After reading “The Happiness Advantage” and hearing Michelle speak, I’m convinced that a culture of happiness at work can sharpen any organization’s competitive edge. And there’s plenty of research to back it up. One study found that happier doctors determine the right diagnosis in patients nearly 20 percent more often than their less happy counterparts, and happier salespeople outsell their pessimistic colleagues by 37 percent.
When our brain is in a positive state, we are more creative and able to imagine greater possibilities – the first step to achieving those lofty outcomes. As Michelle shared with my team, simple changes to your mindset and those of your employees can translate into a more effective and productive work culture. Here are a few tips to inject a little more positivity into your everyday:
- Start every meeting on a positive note by recognizing something you’re pleased with or proud of that your team has completed or accomplished.
- Make the first email you send each day a note of gratitude to someone you work with.
- “Fact check” your negative thoughts. If you catch yourself thinking “I’ll never finish this project in time,” look for evidence that debunks your own myth, for example by thinking about all of the deadlines you’ve met in the past.

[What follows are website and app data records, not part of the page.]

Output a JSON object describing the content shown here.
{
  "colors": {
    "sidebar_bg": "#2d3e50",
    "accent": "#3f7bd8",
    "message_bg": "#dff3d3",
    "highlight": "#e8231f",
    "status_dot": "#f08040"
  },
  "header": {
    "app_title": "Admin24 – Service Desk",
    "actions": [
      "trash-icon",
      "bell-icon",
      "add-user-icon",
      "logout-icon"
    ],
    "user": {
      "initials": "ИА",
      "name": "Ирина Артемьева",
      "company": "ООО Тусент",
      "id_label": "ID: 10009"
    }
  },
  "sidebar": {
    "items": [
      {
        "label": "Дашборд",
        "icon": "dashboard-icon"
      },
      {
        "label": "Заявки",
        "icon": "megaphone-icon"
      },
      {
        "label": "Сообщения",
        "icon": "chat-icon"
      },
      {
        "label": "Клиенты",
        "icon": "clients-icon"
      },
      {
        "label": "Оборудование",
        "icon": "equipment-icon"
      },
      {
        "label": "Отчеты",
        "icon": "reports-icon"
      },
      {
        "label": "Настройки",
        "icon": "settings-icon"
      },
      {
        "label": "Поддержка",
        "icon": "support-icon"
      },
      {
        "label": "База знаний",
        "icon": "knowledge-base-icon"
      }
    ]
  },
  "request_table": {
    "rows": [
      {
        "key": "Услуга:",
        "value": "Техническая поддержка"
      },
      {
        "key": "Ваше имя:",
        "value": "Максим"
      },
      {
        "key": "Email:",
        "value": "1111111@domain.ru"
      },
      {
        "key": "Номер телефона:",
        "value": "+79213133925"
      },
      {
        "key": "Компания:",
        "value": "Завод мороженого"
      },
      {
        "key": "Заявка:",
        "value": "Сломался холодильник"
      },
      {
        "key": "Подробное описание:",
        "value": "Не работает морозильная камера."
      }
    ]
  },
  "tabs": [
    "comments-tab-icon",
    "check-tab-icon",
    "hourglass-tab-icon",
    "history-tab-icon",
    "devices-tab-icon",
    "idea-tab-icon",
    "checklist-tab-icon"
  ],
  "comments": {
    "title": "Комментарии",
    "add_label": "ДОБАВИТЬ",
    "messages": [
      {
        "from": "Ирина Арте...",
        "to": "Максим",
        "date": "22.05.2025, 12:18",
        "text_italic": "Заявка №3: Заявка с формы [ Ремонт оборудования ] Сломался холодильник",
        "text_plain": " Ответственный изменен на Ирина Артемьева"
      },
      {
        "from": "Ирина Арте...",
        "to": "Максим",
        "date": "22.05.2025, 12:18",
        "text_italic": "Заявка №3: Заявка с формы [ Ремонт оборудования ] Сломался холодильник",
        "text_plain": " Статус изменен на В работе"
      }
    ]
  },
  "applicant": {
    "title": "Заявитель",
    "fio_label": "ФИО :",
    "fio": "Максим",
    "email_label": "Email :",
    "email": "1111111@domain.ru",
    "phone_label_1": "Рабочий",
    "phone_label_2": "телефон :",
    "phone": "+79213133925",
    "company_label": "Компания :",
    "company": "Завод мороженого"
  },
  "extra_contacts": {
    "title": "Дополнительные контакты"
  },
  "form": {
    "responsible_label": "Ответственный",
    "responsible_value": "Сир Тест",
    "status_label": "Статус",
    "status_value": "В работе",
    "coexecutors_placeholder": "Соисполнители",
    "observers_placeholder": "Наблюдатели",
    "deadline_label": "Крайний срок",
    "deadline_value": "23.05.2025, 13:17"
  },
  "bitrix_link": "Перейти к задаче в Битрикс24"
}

“The Happiness Advantage” asserts that the single greatest advantage in the modern economy is a happy and engaged workforce, and I believe this to be true. Is happiness one of your business values? If so, I’d love for you to share what you’re doing to promote positivity in your business. Please leave comments below so we can all create a business advantage with something as simple yet powerful as happiness.